▶ _Work to be completed_
Output the material exactly, keeping every line intact.
--- The input Enclosed Below ---
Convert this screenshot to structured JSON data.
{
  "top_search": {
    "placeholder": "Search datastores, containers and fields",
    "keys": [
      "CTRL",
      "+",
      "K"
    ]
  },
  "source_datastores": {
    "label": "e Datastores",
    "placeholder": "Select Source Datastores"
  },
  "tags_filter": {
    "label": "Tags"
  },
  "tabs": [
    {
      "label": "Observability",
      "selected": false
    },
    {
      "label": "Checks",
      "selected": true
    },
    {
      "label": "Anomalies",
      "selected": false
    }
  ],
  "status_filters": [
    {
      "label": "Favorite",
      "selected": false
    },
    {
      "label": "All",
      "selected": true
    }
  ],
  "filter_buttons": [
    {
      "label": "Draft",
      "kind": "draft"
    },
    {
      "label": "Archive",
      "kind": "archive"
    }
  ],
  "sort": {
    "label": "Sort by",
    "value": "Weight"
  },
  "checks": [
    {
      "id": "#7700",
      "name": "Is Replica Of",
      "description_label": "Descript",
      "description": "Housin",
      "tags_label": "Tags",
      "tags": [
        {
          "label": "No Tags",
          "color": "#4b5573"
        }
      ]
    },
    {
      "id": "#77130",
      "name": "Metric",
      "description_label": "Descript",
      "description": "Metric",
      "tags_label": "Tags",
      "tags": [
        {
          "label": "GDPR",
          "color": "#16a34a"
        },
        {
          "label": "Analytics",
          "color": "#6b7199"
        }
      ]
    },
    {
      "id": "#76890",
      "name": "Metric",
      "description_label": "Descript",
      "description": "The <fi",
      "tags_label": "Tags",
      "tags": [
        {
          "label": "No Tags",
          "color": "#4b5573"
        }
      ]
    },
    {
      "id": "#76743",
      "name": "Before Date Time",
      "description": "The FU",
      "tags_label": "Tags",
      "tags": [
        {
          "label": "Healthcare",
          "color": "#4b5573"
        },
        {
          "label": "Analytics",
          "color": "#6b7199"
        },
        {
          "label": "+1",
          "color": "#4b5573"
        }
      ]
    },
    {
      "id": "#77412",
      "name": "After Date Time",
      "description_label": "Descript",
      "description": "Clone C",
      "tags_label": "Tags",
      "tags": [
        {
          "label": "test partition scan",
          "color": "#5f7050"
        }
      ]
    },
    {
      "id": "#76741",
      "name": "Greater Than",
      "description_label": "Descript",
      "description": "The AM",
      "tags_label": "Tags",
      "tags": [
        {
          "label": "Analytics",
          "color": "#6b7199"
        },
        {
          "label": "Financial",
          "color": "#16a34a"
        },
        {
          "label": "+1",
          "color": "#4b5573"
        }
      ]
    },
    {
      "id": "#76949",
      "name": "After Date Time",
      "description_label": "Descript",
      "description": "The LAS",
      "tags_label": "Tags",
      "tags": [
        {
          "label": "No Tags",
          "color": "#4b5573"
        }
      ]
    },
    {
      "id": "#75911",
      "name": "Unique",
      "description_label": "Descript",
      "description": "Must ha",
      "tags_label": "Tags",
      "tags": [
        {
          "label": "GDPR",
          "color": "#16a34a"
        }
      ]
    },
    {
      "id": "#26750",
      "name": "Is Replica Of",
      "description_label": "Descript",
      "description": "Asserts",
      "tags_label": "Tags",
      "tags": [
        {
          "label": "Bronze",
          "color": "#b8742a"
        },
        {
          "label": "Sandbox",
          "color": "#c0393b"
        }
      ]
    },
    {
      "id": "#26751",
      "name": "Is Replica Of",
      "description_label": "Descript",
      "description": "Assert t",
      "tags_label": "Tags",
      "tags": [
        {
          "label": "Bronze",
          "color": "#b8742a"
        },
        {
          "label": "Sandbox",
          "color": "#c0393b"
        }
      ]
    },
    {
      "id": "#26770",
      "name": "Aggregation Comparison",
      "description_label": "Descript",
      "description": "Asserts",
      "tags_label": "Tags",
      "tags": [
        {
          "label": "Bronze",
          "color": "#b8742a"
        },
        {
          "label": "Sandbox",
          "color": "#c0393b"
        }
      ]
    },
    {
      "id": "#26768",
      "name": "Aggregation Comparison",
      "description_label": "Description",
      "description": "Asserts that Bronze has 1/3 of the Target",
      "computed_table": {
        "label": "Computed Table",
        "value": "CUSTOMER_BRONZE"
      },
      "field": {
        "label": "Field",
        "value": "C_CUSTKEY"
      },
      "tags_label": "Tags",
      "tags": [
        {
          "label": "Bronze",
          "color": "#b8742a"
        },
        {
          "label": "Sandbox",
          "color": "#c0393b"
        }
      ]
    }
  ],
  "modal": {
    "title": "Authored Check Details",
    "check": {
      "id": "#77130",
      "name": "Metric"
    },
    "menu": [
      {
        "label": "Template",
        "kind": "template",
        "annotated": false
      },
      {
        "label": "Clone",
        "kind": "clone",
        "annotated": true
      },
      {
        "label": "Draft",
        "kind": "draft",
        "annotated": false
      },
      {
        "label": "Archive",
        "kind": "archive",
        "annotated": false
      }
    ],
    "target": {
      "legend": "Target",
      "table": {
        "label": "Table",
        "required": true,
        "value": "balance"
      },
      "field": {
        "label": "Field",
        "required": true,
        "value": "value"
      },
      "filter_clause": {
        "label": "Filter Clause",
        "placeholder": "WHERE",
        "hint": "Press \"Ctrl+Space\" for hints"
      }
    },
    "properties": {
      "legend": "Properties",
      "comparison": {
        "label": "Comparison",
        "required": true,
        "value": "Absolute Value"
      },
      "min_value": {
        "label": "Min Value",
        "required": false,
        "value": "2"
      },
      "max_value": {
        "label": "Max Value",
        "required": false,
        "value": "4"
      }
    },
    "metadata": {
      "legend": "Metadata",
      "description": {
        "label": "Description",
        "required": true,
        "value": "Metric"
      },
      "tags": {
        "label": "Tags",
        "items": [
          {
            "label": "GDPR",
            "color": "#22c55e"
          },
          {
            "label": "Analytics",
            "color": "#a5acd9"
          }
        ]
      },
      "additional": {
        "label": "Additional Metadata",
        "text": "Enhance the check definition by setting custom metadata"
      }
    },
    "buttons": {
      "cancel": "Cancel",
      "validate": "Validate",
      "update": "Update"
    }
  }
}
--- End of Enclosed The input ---
▶ _Response to this task_
Convert this screenshot to structured JSON data.
{
  "top_search": {
    "placeholder": "Search datastores, containers and fields",
    "keys": [
      "CTRL",
      "+",
      "K"
    ]
  },
  "source_datastores": {
    "label": "e Datastores",
    "placeholder": "Select Source Datastores"
  },
  "tags_filter": {
    "label": "Tags"
  },
  "tabs": [
    {
      "label": "Observability",
      "selected": false
    },
    {
      "label": "Checks",
      "selected": true
    },
    {
      "label": "Anomalies",
      "selected": false
    }
  ],
  "status_filters": [
    {
      "label": "Favorite",
      "selected": false
    },
    {
      "label": "All",
      "selected": true
    }
  ],
  "filter_buttons": [
    {
      "label": "Draft",
      "kind": "draft"
    },
    {
      "label": "Archive",
      "kind": "archive"
    }
  ],
  "sort": {
    "label": "Sort by",
    "value": "Weight"
  },
  "checks": [
    {
      "id": "#7700",
      "name": "Is Replica Of",
      "description_label": "Descript",
      "description": "Housin",
      "tags_label": "Tags",
      "tags": [
        {
          "label": "No Tags",
          "color": "#4b5573"
        }
      ]
    },
    {
      "id": "#77130",
      "name": "Metric",
      "description_label": "Descript",
      "description": "Metric",
      "tags_label": "Tags",
      "tags": [
        {
          "label": "GDPR",
          "color": "#16a34a"
        },
        {
          "label": "Analytics",
          "color": "#6b7199"
        }
      ]
    },
    {
      "id": "#76890",
      "name": "Metric",
      "description_label": "Descript",
      "description": "The <fi",
      "tags_label": "Tags",
      "tags": [
        {
          "label": "No Tags",
          "color": "#4b5573"
        }
      ]
    },
    {
      "id": "#76743",
      "name": "Before Date Time",
      "description": "The FU",
      "tags_label": "Tags",
      "tags": [
        {
          "label": "Healthcare",
          "color": "#4b5573"
        },
        {
          "label": "Analytics",
          "color": "#6b7199"
        },
        {
          "label": "+1",
          "color": "#4b5573"
        }
      ]
    },
    {
      "id": "#77412",
      "name": "After Date Time",
      "description_label": "Descript",
      "description": "Clone C",
      "tags_label": "Tags",
      "tags": [
        {
          "label": "test partition scan",
          "color": "#5f7050"
        }
      ]
    },
    {
      "id": "#76741",
      "name": "Greater Than",
      "description_label": "Descript",
      "description": "The AM",
      "tags_label": "Tags",
      "tags": [
        {
          "label": "Analytics",
          "color": "#6b7199"
        },
        {
          "label": "Financial",
          "color": "#16a34a"
        },
        {
          "label": "+1",
          "color": "#4b5573"
        }
      ]
    },
    {
      "id": "#76949",
      "name": "After Date Time",
      "description_label": "Descript",
      "description": "The LAS",
      "tags_label": "Tags",
      "tags": [
        {
          "label": "No Tags",
          "color": "#4b5573"
        }
      ]
    },
    {
      "id": "#75911",
      "name": "Unique",
      "description_label": "Descript",
      "description": "Must ha",
      "tags_label": "Tags",
      "tags": [
        {
          "label": "GDPR",
          "color": "#16a34a"
        }
      ]
    },
    {
      "id": "#26750",
      "name": "Is Replica Of",
      "description_label": "Descript",
      "description": "Asserts",
      "tags_label": "Tags",
      "tags": [
        {
          "label": "Bronze",
          "color": "#b8742a"
        },
        {
          "label": "Sandbox",
          "color": "#c0393b"
        }
      ]
    },
    {
      "id": "#26751",
      "name": "Is Replica Of",
      "description_label": "Descript",
      "description": "Assert t",
      "tags_label": "Tags",
      "tags": [
        {
          "label": "Bronze",
          "color": "#b8742a"
        },
        {
          "label": "Sandbox",
          "color": "#c0393b"
        }
      ]
    },
    {
      "id": "#26770",
      "name": "Aggregation Comparison",
      "description_label": "Descript",
      "description": "Asserts",
      "tags_label": "Tags",
      "tags": [
        {
          "label": "Bronze",
          "color": "#b8742a"
        },
        {
          "label": "Sandbox",
          "color": "#c0393b"
        }
      ]
    },
    {
      "id": "#26768",
      "name": "Aggregation Comparison",
      "description_label": "Description",
      "description": "Asserts that Bronze has 1/3 of the Target",
      "computed_table": {
        "label": "Computed Table",
        "value": "CUSTOMER_BRONZE"
      },
      "field": {
        "label": "Field",
        "value": "C_CUSTKEY"
      },
      "tags_label": "Tags",
      "tags": [
        {
          "label": "Bronze",
          "color": "#b8742a"
        },
        {
          "label": "Sandbox",
          "color": "#c0393b"
        }
      ]
    }
  ],
  "modal": {
    "title": "Authored Check Details",
    "check": {
      "id": "#77130",
      "name": "Metric"
    },
    "menu": [
      {
        "label": "Template",
        "kind": "template",
        "annotated": false
      },
      {
        "label": "Clone",
        "kind": "clone",
        "annotated": true
      },
      {
        "label": "Draft",
        "kind": "draft",
        "annotated": false
      },
      {
        "label": "Archive",
        "kind": "archive",
        "annotated": false
      }
    ],
    "target": {
      "legend": "Target",
      "table": {
        "label": "Table",
        "required": true,
        "value": "balance"
      },
      "field": {
        "label": "Field",
        "required": true,
        "value": "value"
      },
      "filter_clause": {
        "label": "Filter Clause",
        "placeholder": "WHERE",
        "hint": "Press \"Ctrl+Space\" for hints"
      }
    },
    "properties": {
      "legend": "Properties",
      "comparison": {
        "label": "Comparison",
        "required": true,
        "value": "Absolute Value"
      },
      "min_value": {
        "label": "Min Value",
        "required": false,
        "value": "2"
      },
      "max_value": {
        "label": "Max Value",
        "required": false,
        "value": "4"
      }
    },
    "metadata": {
      "legend": "Metadata",
      "description": {
        "label": "Description",
        "required": true,
        "value": "Metric"
      },
      "tags": {
        "label": "Tags",
        "items": [
          {
            "label": "GDPR",
            "color": "#22c55e"
          },
          {
            "label": "Analytics",
            "color": "#a5acd9"
          }
        ]
      },
      "additional": {
        "label": "Additional Metadata",
        "text": "Enhance the check definition by setting custom metadata"
      }
    },
    "buttons": {
      "cancel": "Cancel",
      "validate": "Validate",
      "update": "Update"
    }
  }
}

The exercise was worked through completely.